Excerpted records:
──────

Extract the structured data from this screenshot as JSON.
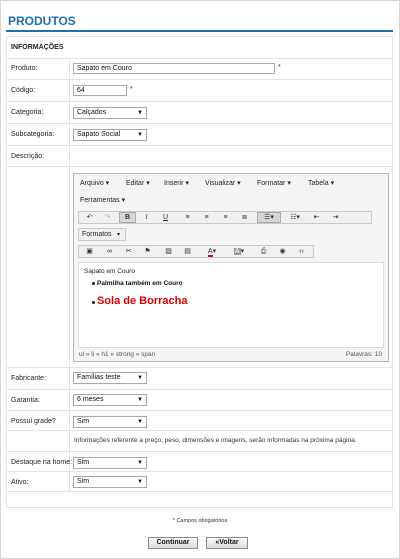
{
  "page": {
    "title": "PRODUTOS",
    "section": "INFORMAÇÕES"
  },
  "form": {
    "produto": {
      "label": "Produto:",
      "value": "Sapato em Couro",
      "req": "*"
    },
    "codigo": {
      "label": "Código:",
      "value": "64",
      "req": "*"
    },
    "categoria": {
      "label": "Categoria:",
      "value": "Calçados"
    },
    "subcategoria": {
      "label": "Subcategoria:",
      "value": "Sapato Social"
    },
    "descricao": {
      "label": "Descrição:"
    },
    "fabricante": {
      "label": "Fabricante:",
      "value": "Famílias teste"
    },
    "garantia": {
      "label": "Garantia:",
      "value": "6 meses"
    },
    "grade": {
      "label": "Possui grade?",
      "value": "Sim"
    },
    "info_text": "Informações referente a preço, peso, dimensões e imagens, serão informadas na próxima página.",
    "destaque": {
      "label": "Destaque na home:",
      "value": "Sim"
    },
    "ativo": {
      "label": "Ativo:",
      "value": "Sim"
    }
  },
  "editor": {
    "menu": [
      "Arquivo",
      "Editar",
      "Inserir",
      "Visualizar",
      "Formatar",
      "Tabela",
      "Ferramentas"
    ],
    "formats_label": "Formatos",
    "content": {
      "paragraph": "Sapato em Couro",
      "item1": "Palmilha também em Couro",
      "item2": "Sola de Borracha"
    },
    "status_path": "ul » li » h1 » strong » span",
    "word_count": "Palavras: 10",
    "colors": {
      "highlight": "#e00000"
    }
  },
  "footer": {
    "note": "* Campos obrigatórios",
    "continue": "Continuar",
    "back": "«Voltar"
  },
  "colors": {
    "accent": "#1d6fb0"
  }
}
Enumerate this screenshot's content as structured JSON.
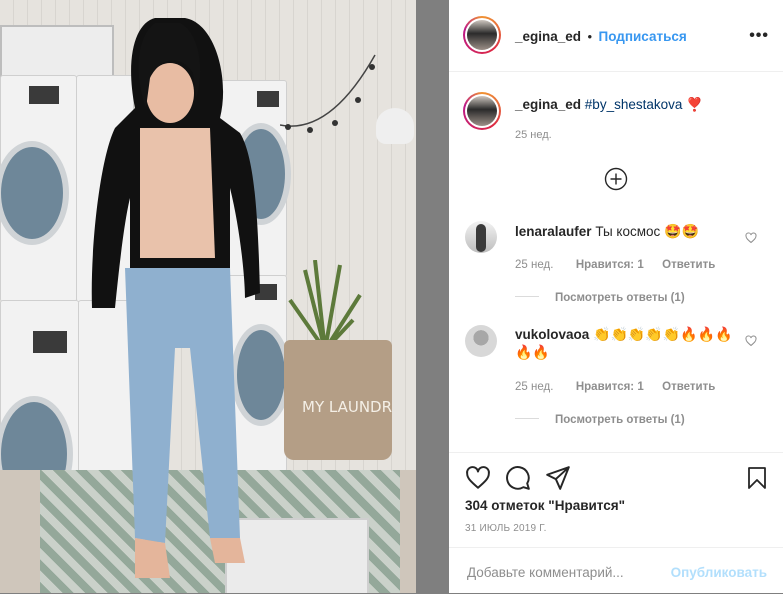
{
  "post": {
    "username": "_egina_ed",
    "follow_label": "Подписаться",
    "separator": "•",
    "more_label": "•••"
  },
  "caption": {
    "username": "_egina_ed",
    "hashtag": "#by_shestakova",
    "emoji": "❣️",
    "time": "25 нед."
  },
  "load_more_icon": "plus-circle-icon",
  "comments": [
    {
      "username": "lenaralaufer",
      "text": "Ты космос",
      "emoji": "🤩🤩",
      "time": "25 нед.",
      "likes": "Нравится: 1",
      "reply": "Ответить",
      "view_replies": "Посмотреть ответы (1)"
    },
    {
      "username": "vukolovaoa",
      "text": "",
      "emoji": "👏👏👏👏👏🔥🔥🔥🔥🔥",
      "time": "25 нед.",
      "likes": "Нравится: 1",
      "reply": "Ответить",
      "view_replies": "Посмотреть ответы (1)"
    }
  ],
  "photo_text": "MY LAUNDR",
  "likes_text": "304 отметок \"Нравится\"",
  "date_text": "31 ИЮЛЬ 2019 Г.",
  "comment_placeholder": "Добавьте комментарий...",
  "publish_label": "Опубликовать",
  "icons": [
    "heart-icon",
    "comment-icon",
    "share-icon",
    "bookmark-icon",
    "more-icon"
  ],
  "colors": {
    "link": "#3897f0",
    "publish_disabled": "#b2dffc",
    "meta": "#8e8e8e",
    "overlay": "#7f7f7f"
  }
}
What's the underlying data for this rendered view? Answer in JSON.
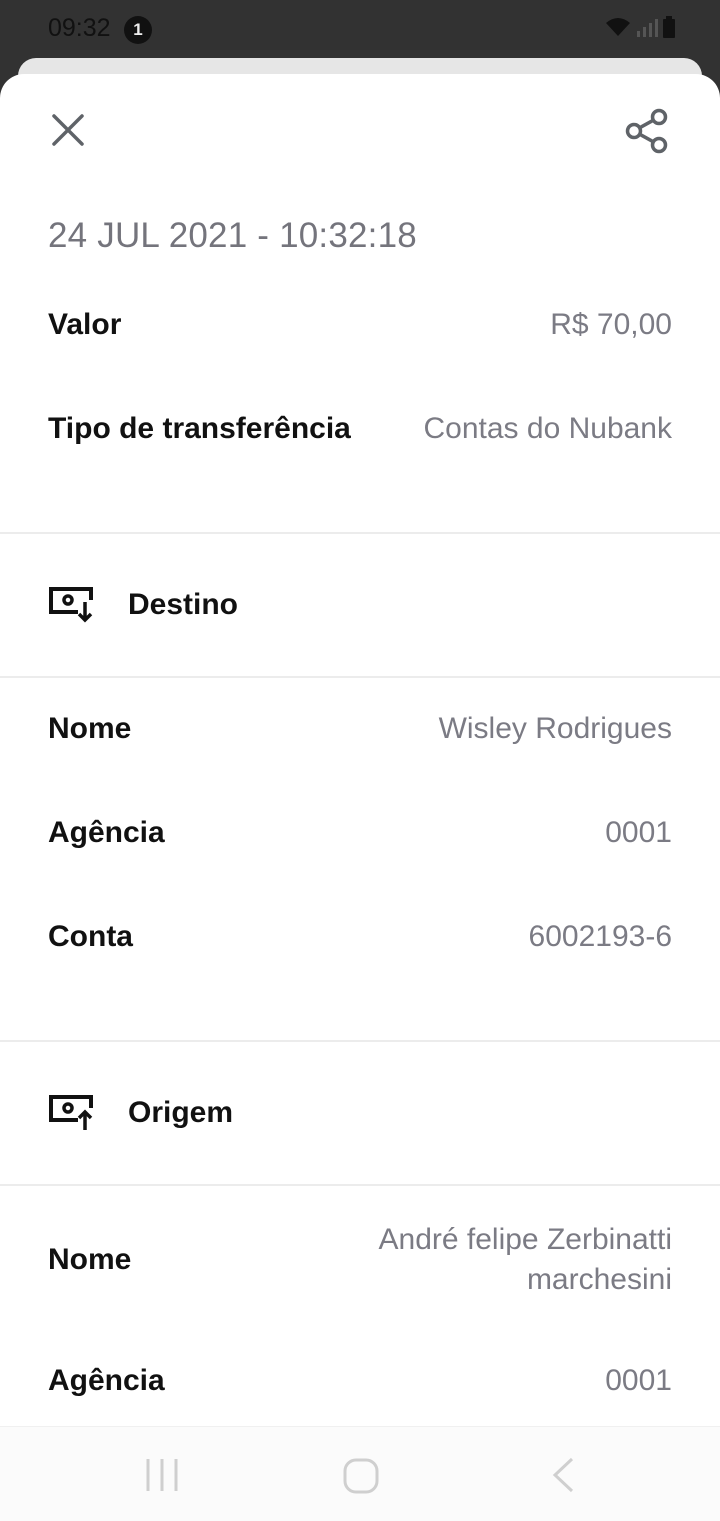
{
  "status_bar": {
    "time": "09:32",
    "notification_count": "1",
    "icons": [
      "wifi-icon",
      "signal-icon",
      "battery-icon"
    ]
  },
  "header": {
    "close_icon": "close-icon",
    "share_icon": "share-icon"
  },
  "transfer": {
    "datetime": "24 JUL 2021 - 10:32:18",
    "valor_label": "Valor",
    "valor_value": "R$ 70,00",
    "tipo_label": "Tipo de transferência",
    "tipo_value": "Contas do Nubank"
  },
  "destino": {
    "title": "Destino",
    "icon": "account-download-icon",
    "nome_label": "Nome",
    "nome_value": "Wisley Rodrigues",
    "agencia_label": "Agência",
    "agencia_value": "0001",
    "conta_label": "Conta",
    "conta_value": "6002193-6"
  },
  "origem": {
    "title": "Origem",
    "icon": "account-upload-icon",
    "nome_label": "Nome",
    "nome_value_line1": "André felipe Zerbinatti",
    "nome_value_line2": "marchesini",
    "agencia_label": "Agência",
    "agencia_value": "0001"
  },
  "nav_bar": {
    "items": [
      "recent-apps-icon",
      "home-icon",
      "back-icon"
    ]
  },
  "colors": {
    "status_bg": "#323232",
    "value_gray": "#7b7b84",
    "icon_gray": "#5f6368"
  }
}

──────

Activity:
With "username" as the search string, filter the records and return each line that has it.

Answer space:
    "username": "_egina_ed",
    "username": "_egina_ed",
      "username": "lenaralaufer",
      "username": "vukolovaoa",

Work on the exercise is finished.